## Records drawn from a dataset
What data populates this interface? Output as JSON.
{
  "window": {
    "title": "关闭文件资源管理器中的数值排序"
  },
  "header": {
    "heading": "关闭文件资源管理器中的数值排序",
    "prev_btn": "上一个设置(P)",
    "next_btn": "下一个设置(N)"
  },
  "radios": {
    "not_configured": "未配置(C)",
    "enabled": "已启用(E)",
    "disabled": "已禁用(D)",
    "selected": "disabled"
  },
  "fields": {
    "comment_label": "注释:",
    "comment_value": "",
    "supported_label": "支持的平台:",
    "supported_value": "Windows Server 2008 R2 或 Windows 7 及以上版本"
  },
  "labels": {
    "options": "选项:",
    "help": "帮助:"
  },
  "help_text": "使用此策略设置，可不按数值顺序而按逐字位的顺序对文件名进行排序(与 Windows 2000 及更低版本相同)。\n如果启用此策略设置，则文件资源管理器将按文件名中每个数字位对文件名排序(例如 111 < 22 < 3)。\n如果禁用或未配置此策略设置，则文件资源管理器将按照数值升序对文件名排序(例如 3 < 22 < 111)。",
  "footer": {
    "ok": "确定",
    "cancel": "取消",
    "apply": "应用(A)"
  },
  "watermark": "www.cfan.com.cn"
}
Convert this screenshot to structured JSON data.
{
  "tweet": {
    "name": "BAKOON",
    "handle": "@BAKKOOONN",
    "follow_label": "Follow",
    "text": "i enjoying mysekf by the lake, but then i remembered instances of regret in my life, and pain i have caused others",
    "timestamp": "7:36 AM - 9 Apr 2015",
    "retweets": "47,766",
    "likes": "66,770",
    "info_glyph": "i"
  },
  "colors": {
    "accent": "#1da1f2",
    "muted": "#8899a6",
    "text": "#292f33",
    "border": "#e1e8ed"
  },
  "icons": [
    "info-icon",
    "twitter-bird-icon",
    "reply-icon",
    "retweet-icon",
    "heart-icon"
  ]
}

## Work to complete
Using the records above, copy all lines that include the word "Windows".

## Written reply
    "supported_value": "Windows Server 2008 R2 或 Windows 7 及以上版本"
  "help_text": "使用此策略设置，可不按数值顺序而按逐字位的顺序对文件名进行排序(与 Windows 2000 及更低版本相同)。\n如果启用此策略设置，则文件资源管理器将按文件名中每个数字位对文件名排序(例如 111 < 22 < 3)。\n如果禁用或未配置此策略设置，则文件资源管理器将按照数值升序对文件名排序(例如 3 < 22 < 111)。",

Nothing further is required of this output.